- [TASK GOAL] From the entries below, tally how many lines contain "time" and report only that figure.

- [EXERCISE MATERIALS]
+ + + + +
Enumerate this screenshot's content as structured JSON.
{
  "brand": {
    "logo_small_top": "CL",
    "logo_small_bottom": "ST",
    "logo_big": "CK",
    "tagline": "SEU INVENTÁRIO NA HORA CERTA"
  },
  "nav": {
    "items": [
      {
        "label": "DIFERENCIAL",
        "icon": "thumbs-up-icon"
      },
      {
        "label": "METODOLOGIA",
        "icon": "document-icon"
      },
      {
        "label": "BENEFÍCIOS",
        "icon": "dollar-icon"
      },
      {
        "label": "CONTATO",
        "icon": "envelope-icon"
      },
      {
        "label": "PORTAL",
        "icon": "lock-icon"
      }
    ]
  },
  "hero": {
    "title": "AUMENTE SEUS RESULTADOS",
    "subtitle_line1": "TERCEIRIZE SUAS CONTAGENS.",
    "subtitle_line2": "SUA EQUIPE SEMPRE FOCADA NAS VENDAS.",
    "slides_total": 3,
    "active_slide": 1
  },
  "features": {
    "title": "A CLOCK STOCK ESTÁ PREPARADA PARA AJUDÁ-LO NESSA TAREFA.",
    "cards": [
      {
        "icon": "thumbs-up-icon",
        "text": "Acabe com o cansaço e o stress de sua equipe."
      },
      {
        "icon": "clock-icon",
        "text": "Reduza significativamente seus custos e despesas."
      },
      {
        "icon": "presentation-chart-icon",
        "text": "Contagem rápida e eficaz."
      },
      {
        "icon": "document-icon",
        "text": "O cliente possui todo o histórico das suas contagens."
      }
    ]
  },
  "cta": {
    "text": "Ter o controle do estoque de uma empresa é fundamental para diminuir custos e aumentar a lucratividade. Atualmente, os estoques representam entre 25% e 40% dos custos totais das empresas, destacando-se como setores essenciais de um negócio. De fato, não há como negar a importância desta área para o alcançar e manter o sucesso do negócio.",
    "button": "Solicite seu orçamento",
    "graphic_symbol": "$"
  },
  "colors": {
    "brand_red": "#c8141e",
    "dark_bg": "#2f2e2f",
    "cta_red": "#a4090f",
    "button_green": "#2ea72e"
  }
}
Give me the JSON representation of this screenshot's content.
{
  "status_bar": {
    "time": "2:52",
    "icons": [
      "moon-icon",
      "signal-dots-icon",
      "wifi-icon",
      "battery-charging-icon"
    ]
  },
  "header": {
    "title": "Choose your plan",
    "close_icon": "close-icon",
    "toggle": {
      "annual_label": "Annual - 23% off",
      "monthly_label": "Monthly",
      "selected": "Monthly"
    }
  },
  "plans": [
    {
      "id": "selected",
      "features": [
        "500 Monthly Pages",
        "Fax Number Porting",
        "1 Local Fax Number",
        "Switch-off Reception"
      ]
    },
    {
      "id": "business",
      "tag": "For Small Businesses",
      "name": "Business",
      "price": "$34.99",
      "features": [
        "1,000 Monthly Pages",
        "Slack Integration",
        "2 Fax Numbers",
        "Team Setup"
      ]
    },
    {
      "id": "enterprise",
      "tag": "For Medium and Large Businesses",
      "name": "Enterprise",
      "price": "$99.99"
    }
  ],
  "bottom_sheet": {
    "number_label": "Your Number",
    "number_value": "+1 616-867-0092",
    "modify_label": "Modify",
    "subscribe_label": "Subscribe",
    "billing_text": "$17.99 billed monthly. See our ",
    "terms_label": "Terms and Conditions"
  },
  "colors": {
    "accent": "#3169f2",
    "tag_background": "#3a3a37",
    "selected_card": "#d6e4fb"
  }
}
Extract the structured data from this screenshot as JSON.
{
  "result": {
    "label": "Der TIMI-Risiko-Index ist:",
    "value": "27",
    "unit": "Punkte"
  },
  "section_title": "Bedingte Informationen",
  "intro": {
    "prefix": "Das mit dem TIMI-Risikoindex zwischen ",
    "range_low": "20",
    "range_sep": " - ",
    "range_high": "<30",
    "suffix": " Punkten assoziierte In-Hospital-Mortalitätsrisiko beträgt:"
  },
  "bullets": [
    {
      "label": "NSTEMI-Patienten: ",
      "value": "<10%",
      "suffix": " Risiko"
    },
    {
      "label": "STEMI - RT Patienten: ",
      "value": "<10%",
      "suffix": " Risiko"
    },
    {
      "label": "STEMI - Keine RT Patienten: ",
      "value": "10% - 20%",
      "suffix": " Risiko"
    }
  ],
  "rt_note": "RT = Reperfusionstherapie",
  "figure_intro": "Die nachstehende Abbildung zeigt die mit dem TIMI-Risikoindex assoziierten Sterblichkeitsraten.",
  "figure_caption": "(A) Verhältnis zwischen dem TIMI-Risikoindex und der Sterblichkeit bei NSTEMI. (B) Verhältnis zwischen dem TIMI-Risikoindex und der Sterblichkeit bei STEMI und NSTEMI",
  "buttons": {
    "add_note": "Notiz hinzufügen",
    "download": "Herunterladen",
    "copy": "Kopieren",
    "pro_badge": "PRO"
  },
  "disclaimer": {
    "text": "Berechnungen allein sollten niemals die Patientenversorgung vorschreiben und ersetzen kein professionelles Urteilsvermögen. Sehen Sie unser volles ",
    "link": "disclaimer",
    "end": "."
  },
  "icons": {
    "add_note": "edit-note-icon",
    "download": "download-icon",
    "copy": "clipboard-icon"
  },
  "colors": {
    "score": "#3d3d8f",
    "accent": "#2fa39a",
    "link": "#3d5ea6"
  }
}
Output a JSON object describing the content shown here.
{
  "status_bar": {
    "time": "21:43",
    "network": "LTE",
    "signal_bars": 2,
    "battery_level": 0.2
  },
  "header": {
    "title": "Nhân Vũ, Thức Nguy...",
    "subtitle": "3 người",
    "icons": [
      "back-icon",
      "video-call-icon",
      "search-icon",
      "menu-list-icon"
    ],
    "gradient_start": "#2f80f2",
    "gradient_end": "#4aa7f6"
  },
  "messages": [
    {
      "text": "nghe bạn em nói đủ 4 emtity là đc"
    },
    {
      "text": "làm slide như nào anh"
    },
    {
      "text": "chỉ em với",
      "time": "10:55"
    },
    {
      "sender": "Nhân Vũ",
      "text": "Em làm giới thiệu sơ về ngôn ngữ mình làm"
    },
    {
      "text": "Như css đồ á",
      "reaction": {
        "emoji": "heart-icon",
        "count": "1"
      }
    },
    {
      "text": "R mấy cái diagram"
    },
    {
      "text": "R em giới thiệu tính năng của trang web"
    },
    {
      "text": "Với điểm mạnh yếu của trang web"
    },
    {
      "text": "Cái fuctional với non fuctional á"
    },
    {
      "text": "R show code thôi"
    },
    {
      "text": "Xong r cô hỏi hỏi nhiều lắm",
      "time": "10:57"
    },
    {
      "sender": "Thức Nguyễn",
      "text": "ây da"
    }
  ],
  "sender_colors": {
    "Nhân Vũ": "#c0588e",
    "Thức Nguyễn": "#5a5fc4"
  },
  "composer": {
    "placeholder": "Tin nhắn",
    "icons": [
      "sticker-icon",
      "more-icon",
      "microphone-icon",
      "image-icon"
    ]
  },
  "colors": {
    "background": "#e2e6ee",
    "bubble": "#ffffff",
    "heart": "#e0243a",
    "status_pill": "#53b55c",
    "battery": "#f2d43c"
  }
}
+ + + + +
- [RESPONSE] 4